The objective measure of success for Safe Streets is that confiscations of guns and drugs are at all-time highs, as are seizures of drug-related cash and vehicles. Search warrants are way up, too, because part of the Safe Streets strategy is to push drug dealers off the corners and back indoors, where it's easier for police to trap them with the goods. Yet public cynicism over Safe Streets remains, especially in more stable neighborhoods that still suffer from occasional waves of muggings and break-ins.
The FOP's Bob Eddis claims police relations in tough neighborhoods have never been better, thanks to Safe Streets. "If you're looking for instant gratification, it's not there," says Eddis. "If you're looking for long-term community policing, to resolve the drug problem and take it to the next level, it's the place to start."
And still it seems as though every other month or so, Johnson has to take another embarrassing turn in the TV news camera lights. In late February, Mayor Street— along with a silent Johnson— held a news conference putting deputy police commissioner Robert J. Mitchell on leave because he had obtained a department-issued gun permit, even after failing a state police background check. Though Johnson had, the day before, announced he'd seized the gun permit, the Mayor felt compelled to get in on the action, and did so with a statement that was a little too close for comfort to "one headline away from losing your job." Asked if he lacked confidence in Johnson, Street answered, "When there is an issue of integrity involving the number one and number two cops in the city ... it may be appropriate for the mayor to be involved." Street later insisted that his confidence in Johnson rates a "nine" on a scale of one to 10, but what mayor could admit to anything less without making a change?
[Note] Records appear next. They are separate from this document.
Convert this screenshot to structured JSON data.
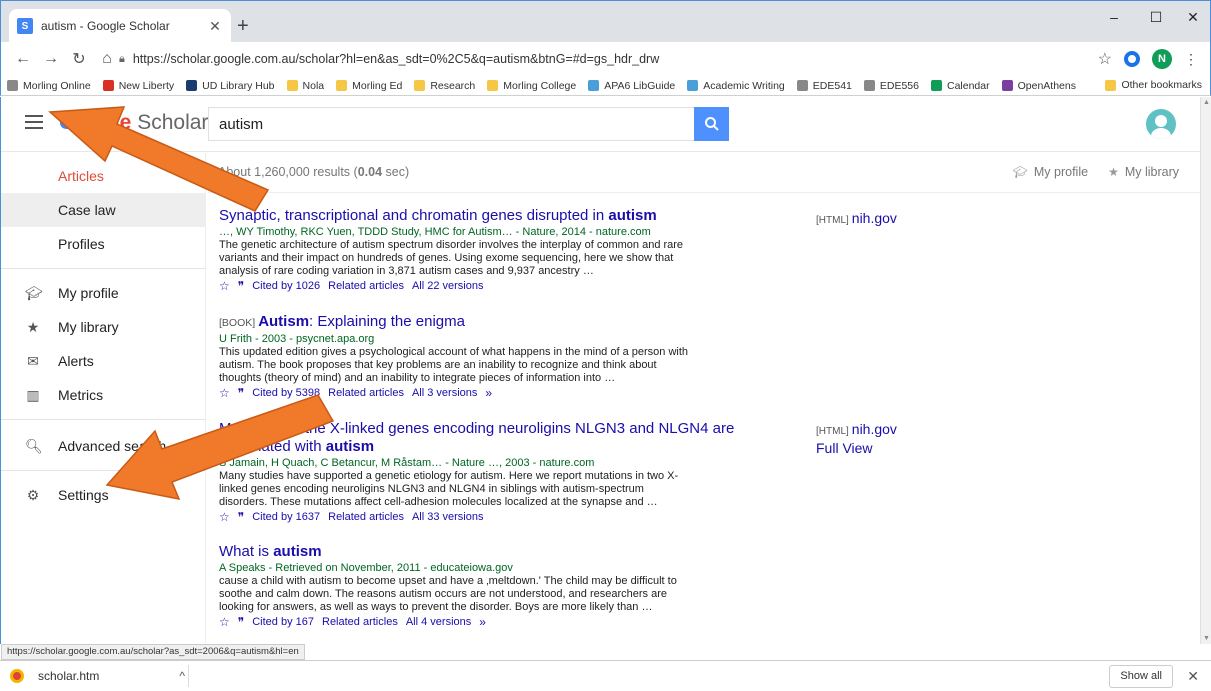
{
  "browser": {
    "tab_title": "autism - Google Scholar",
    "tab_favicon": "S",
    "new_tab": "+",
    "url": "https://scholar.google.com.au/scholar?hl=en&as_sdt=0%2C5&q=autism&btnG=#d=gs_hdr_drw",
    "profile_initial": "N",
    "minimize": "–",
    "maximize": "☐",
    "close": "✕"
  },
  "bookmarks": [
    {
      "label": "Morling Online",
      "color": "#888"
    },
    {
      "label": "New Liberty",
      "color": "#d93025"
    },
    {
      "label": "UD Library Hub",
      "color": "#1a3d6d"
    },
    {
      "label": "Nola",
      "color": "#f6c744"
    },
    {
      "label": "Morling Ed",
      "color": "#f6c744"
    },
    {
      "label": "Research",
      "color": "#f6c744"
    },
    {
      "label": "Morling College",
      "color": "#f6c744"
    },
    {
      "label": "APA6 LibGuide",
      "color": "#4a9fd8"
    },
    {
      "label": "Academic Writing",
      "color": "#4a9fd8"
    },
    {
      "label": "EDE541",
      "color": "#888"
    },
    {
      "label": "EDE556",
      "color": "#888"
    },
    {
      "label": "Calendar",
      "color": "#0f9d58"
    },
    {
      "label": "OpenAthens",
      "color": "#7b3fa0"
    }
  ],
  "other_bookmarks": "Other bookmarks",
  "scholar": {
    "logo_scholar": "Scholar",
    "search_value": "autism",
    "stats_prefix": "About 1,260,000 results (",
    "stats_time": "0.04",
    "stats_suffix": " sec)",
    "my_profile": "My profile",
    "my_library": "My library"
  },
  "sidebar": {
    "articles": "Articles",
    "case_law": "Case law",
    "profiles": "Profiles",
    "my_profile": "My profile",
    "my_library": "My library",
    "alerts": "Alerts",
    "metrics": "Metrics",
    "advanced_search": "Advanced search",
    "settings": "Settings"
  },
  "results": [
    {
      "title_pre": "Synaptic, transcriptional and chromatin genes disrupted in ",
      "title_bold": "autism",
      "meta": "…, WY Timothy, RKC Yuen, TDDD Study, HMC for Autism… - Nature, 2014 - nature.com",
      "snippet": "The genetic architecture of autism spectrum disorder involves the interplay of common and rare variants and their impact on hundreds of genes. Using exome sequencing, here we show that analysis of rare coding variation in 3,871 autism cases and 9,937 ancestry …",
      "cited": "Cited by 1026",
      "related": "Related articles",
      "versions": "All 22 versions",
      "side_tag": "[HTML]",
      "side_source": "nih.gov"
    },
    {
      "tag": "[BOOK]",
      "title_bold": "Autism",
      "title_post": ": Explaining the enigma",
      "meta": "U Frith - 2003 - psycnet.apa.org",
      "snippet": "This updated edition gives a psychological account of what happens in the mind of a person with autism. The book proposes that key problems are an inability to recognize and think about thoughts (theory of mind) and an inability to integrate pieces of information into …",
      "cited": "Cited by 5398",
      "related": "Related articles",
      "versions": "All 3 versions"
    },
    {
      "title_pre": "Mutations of the X-linked genes encoding neuroligins NLGN3 and NLGN4 are associated with ",
      "title_bold": "autism",
      "meta": "S Jamain, H Quach, C Betancur, M Råstam… - Nature …, 2003 - nature.com",
      "snippet": "Many studies have supported a genetic etiology for autism. Here we report mutations in two X-linked genes encoding neuroligins NLGN3 and NLGN4 in siblings with autism-spectrum disorders. These mutations affect cell-adhesion molecules localized at the synapse and …",
      "cited": "Cited by 1637",
      "related": "Related articles",
      "versions": "All 33 versions",
      "side_tag": "[HTML]",
      "side_source": "nih.gov",
      "side_extra": "Full View"
    },
    {
      "title_pre": "What is ",
      "title_bold": "autism",
      "meta": "A Speaks - Retrieved on November, 2011 - educateiowa.gov",
      "snippet": "cause a child with autism to become upset and have a ‚meltdown.' The child may be difficult to soothe and calm down. The reasons autism occurs are not understood, and researchers are looking for answers, as well as ways to prevent the disorder. Boys are more likely than …",
      "cited": "Cited by 167",
      "related": "Related articles",
      "versions": "All 4 versions"
    }
  ],
  "status_url": "https://scholar.google.com.au/scholar?as_sdt=2006&q=autism&hl=en",
  "download": {
    "file": "scholar.htm",
    "show_all": "Show all"
  },
  "colors": {
    "accent_blue": "#4d90fe",
    "link": "#1a0dab",
    "green_meta": "#006621",
    "active_red": "#dd4b39",
    "arrow_orange": "#f07a2a"
  }
}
Though hardly anybody knows it, technically Sylvester Johnson retired last October, in order to comply with the rules of an early-retirement city pension plan he'd signed up for. The city rehired him immediately as a new employee, which cost him about two years' worth of accumulated sick, vacation and comp time— adding up to nearly $300,000 in lost wages. "It was not a wise financial decision," he says with a smile. Johnson's current salary is $140,000, but if he quit tomorrow, he'd receive a yearly pension of nearly $100,000 for doing nothing. In effect, Sylvester Johnson is working long days and nights for the difference— less than the take-home pay of an average patrol officer.
Back in early 2002, when Mayor Street couldn't quite decide whether to remove the "interim" from his title, Johnson and his wife had already started building their dream retirement home in Bear, Delaware, back on the Delmarva Peninsula, where he'd been born almost 60 years earlier. Last year they sold their old West Oak Lane home and moved to the Korman Suites near the airport.
reporter, looking for a gotcha! piece nailing the commissioner over where he really lives, has already been down to Bear, handing out his business cards to the neighbors.
Sylvester Johnson, typically, says he couldn't care less.
"I've barely slept there 10 nights since we built it a year and a half ago," he says. "The Inquirer can keep right on looking for me." #